The most ambitious long distance path of all is the International Appalachian Trail, which is intended to run through all the landscapes on both sides of the Atlantic that were once part of the ancient Caledonian Mountain range that split apart as the Atlantic formed. This means a trail running from the south-east USA through Canada, Greenland, Norway and the Scottish Highlands to finish in Spain. As an international endeavour the IAT cuts across governments and nation states and speaks to the shared values of all walkers. I hope it prospers.

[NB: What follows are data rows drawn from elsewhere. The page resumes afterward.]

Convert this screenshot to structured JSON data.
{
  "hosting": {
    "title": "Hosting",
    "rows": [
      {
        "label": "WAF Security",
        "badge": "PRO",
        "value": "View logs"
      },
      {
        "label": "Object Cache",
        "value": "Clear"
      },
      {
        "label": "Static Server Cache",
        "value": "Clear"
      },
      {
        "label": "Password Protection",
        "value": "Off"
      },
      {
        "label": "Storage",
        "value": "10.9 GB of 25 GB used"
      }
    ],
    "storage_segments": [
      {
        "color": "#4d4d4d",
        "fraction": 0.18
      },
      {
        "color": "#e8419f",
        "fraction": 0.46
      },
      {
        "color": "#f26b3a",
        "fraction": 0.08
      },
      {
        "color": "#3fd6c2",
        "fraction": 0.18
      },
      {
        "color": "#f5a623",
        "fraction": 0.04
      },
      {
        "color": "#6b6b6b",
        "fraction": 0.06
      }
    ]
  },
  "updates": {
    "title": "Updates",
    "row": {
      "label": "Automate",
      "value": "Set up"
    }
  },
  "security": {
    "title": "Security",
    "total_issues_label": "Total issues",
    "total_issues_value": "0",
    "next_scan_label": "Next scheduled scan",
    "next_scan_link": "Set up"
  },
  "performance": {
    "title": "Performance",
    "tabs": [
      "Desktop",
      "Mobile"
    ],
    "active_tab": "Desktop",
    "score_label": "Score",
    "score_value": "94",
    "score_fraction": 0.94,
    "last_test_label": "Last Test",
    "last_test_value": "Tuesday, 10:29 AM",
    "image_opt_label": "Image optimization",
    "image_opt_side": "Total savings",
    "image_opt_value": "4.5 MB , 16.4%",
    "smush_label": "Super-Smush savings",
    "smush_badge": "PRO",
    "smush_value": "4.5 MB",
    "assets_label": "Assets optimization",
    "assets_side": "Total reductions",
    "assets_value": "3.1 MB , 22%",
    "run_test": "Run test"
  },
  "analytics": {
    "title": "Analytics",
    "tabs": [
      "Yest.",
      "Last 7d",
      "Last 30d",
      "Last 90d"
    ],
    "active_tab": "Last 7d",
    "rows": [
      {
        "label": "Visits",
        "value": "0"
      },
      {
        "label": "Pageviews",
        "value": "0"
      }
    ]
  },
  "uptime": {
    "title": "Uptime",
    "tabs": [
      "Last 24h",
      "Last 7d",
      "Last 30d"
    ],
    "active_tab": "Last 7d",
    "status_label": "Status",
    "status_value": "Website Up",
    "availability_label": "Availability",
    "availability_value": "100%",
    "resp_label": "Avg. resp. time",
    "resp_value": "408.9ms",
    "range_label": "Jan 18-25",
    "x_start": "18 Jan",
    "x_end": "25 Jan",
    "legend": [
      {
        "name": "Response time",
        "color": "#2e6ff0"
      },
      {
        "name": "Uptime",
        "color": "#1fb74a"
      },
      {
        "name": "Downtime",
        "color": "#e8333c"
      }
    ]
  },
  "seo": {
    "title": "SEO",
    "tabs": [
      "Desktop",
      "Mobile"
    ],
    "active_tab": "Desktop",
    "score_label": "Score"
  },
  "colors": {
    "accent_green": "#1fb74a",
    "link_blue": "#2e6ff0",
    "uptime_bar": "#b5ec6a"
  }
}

In my view the main aim of long distance paths is to open up nature and wild places so people can enjoy them. For many the human side of long distance paths is as or even more important though – the meetings along the way, the sharing of experiences, the new friendships, the reunions. On popular paths walkers meet regularly in towns and at camp sites along the way. Current description of walks along the 2,600 mile Pacific Crest Trail (arguably the finest of all the ultra long distance paths) often sound like a party on the move. (When I hiked the PCT in 1982 it was much less popular – there were only a few parties and not many people at them!) And away from the trail long distance paths can act as a short-hand amongst walkers. Establish you have both hiked the same long distance paths and new acquaintances suddenly have much in common to discuss and experiences and places to compare.
For walkers long distance paths are a wonderful resource, for dreaming and planning and poring over maps as well as for actual walking. I think they also have a greater value and significance that reaches far beyond those who walk them. By revealing the beauty and glory of the natural world and the wild land they run through long distance paths create a body of people to defend and protect that land. Having a named path can give an identity and meaning to a landscape that makes it easier to argue against despoliation and for preservation and restoration. People who love a long distance path are in an ideal position to fight for its continued existence, which means protecting the landscape through which it passes. And the length of a long distance path is a boon here as it means protecting or creating a continuous corridor over a great distance, rather than just an isolated spot. Official government involvement can mean something other than signposts too. Officially designated long distance paths are not necessarily superior in any way to unofficial ones – in fact they may involve compromises that reduce the potential of the route. Because of landowners objections the Pennine Way follows the South Tyne Valley rather than the northernmost summits of the Pennines. In Scotland the finest long distance path is undoubtedly the unofficial Cape Wrath Trail. But once government has made a path official it’s agencies are then meant to conserve and promote it – agencies to which pressure can be applied if they neglect this, a lever that can be used to defend long distance paths. And that is to the benefit of us all.